President Obama delivers his State of the Union address at a
political low point. He needs to buck up his party and soothe a
frustrated electorate. Will he adopt his new fighting persona? Will
anyone heckle him?
Barack Obama delivers his first State of the Union address
Wednesday night at a low point in his presidency.
His signature domestic initiative, healthcare reform, is in limbo
at best. Unemployment remains stubbornly high. And his Democratic
majority in Congress sits dispirited after seeing a Republican
snatch the seat of the late Sen. Edward Kennedy.
President Obama faces a multifold task: to buck up his own party,
lay out a renewed policy agenda, and reassure an increasingly angry
and frustrated American people. Here are five points to watch for as
he delivers his speech (at 9 p.m. Eastern time).
1. How many times Obama uses the word "fight." At a town hall

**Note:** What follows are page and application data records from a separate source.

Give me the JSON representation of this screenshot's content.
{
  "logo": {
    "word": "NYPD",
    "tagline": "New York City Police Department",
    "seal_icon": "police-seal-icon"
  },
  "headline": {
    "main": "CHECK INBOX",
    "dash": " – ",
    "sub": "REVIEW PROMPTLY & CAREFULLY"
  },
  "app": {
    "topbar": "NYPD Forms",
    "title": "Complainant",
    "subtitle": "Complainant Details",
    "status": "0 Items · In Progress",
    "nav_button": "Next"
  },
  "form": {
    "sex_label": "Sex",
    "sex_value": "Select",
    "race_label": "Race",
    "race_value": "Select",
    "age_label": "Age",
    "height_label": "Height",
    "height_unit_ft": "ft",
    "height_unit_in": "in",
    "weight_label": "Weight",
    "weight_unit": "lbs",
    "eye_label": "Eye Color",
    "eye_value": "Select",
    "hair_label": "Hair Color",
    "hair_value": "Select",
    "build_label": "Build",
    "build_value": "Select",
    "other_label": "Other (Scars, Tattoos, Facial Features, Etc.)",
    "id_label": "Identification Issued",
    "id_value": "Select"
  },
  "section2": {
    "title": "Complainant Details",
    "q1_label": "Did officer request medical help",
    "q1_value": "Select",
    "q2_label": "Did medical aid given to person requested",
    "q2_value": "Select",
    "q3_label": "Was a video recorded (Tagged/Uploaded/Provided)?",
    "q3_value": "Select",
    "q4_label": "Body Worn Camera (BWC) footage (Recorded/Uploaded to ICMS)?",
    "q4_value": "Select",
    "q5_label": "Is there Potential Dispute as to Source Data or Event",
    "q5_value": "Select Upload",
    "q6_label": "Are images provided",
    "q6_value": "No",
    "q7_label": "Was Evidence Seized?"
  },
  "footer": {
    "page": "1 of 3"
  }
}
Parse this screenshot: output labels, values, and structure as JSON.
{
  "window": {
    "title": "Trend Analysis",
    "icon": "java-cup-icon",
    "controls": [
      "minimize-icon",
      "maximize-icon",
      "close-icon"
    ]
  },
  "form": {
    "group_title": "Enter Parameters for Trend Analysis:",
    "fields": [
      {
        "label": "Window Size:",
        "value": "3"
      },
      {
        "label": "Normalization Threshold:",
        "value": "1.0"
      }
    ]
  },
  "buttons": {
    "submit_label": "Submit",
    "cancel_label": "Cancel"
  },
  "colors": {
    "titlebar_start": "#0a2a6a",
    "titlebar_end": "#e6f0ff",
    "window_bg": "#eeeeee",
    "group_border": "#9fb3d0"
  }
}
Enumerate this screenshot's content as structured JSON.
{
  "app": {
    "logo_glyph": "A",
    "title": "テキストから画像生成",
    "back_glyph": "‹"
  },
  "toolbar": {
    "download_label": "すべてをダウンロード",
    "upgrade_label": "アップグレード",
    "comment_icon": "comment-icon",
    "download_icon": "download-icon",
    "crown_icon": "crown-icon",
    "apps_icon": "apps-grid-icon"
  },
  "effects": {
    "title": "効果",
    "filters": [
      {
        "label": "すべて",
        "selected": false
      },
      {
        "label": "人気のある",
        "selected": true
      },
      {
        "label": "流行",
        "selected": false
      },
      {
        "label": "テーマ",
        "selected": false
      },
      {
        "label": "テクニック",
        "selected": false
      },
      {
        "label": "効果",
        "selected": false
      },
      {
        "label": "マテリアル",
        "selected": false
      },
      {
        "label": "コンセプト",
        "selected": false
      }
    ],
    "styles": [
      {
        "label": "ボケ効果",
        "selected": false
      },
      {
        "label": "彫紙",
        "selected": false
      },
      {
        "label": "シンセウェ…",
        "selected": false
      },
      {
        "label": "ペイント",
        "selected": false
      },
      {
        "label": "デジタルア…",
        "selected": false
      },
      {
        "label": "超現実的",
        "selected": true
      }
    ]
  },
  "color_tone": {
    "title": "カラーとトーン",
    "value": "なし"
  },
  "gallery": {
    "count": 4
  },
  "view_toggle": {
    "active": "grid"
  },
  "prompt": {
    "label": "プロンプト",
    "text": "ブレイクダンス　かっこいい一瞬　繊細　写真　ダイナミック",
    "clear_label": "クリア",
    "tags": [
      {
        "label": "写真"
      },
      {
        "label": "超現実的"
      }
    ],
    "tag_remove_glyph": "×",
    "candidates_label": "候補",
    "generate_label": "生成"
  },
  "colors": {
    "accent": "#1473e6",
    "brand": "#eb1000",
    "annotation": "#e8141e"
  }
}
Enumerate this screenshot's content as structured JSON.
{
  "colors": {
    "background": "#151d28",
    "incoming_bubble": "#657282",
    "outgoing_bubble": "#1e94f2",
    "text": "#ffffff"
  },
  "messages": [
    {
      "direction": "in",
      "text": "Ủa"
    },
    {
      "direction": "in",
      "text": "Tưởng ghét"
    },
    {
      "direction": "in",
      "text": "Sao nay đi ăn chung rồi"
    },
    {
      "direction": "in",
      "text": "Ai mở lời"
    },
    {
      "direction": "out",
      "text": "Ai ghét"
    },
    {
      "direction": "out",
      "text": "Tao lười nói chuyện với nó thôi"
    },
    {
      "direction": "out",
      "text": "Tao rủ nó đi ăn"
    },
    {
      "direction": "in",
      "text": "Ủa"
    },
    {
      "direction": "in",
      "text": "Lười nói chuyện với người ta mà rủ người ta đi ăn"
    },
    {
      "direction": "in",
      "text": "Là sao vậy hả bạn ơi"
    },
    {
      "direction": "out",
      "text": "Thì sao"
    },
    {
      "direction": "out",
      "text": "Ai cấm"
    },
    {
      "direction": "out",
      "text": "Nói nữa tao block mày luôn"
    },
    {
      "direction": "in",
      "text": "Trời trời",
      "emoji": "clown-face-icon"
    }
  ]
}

last Friday in Ohio, he used the word 20 times - much of the time
variations on "I won't stop fighting for you." His newly pugilistic
rhetoric comes amid a rise in populism among voters, after a year in
which many felt he was doing more for Wall Street than Main Street.
All the fight talk is a way of saying, "I hear you." It also
raises the expectation that he will be tougher in asserting himself
with Congress. Part of the one-year assessment of Obama's presidency
is that no one is afraid of him. He lays down deadlines that are
ignored. He can be vague about what he really wants. So if he
doesn't match his new rhetoric with actions, he could erode the
goodwill that he has.
2. What Obama says about healthcare reform. House Speaker Nancy
Pelosi said Wednesday that she still thinks the Democrats could pass
something. This followed less optimistic comments from other
Democratic congressional leaders Tuesday. In recent days, Obama has
sent mixed signals about how to proceed. In one interview, he
suggested a pared down version comprised of the more popular
aspects; then he backtracked and stood by comprehensive reform.
In his speech Wednesday, Obama could clarify what exactly he now
proposes. If he chooses to speak in more general terms - as some
aides have suggested he will do - then he can at least convey
through tone and body language just how serious he is about passing
3. How much Obama reaches out to angry populists. Beyond his use
of the word "fight," Obama can telegraph a message to Main Street
through policies. He has already laid out a five-point plan to help
the middle class, which he is expected to reprise Wednesday night. …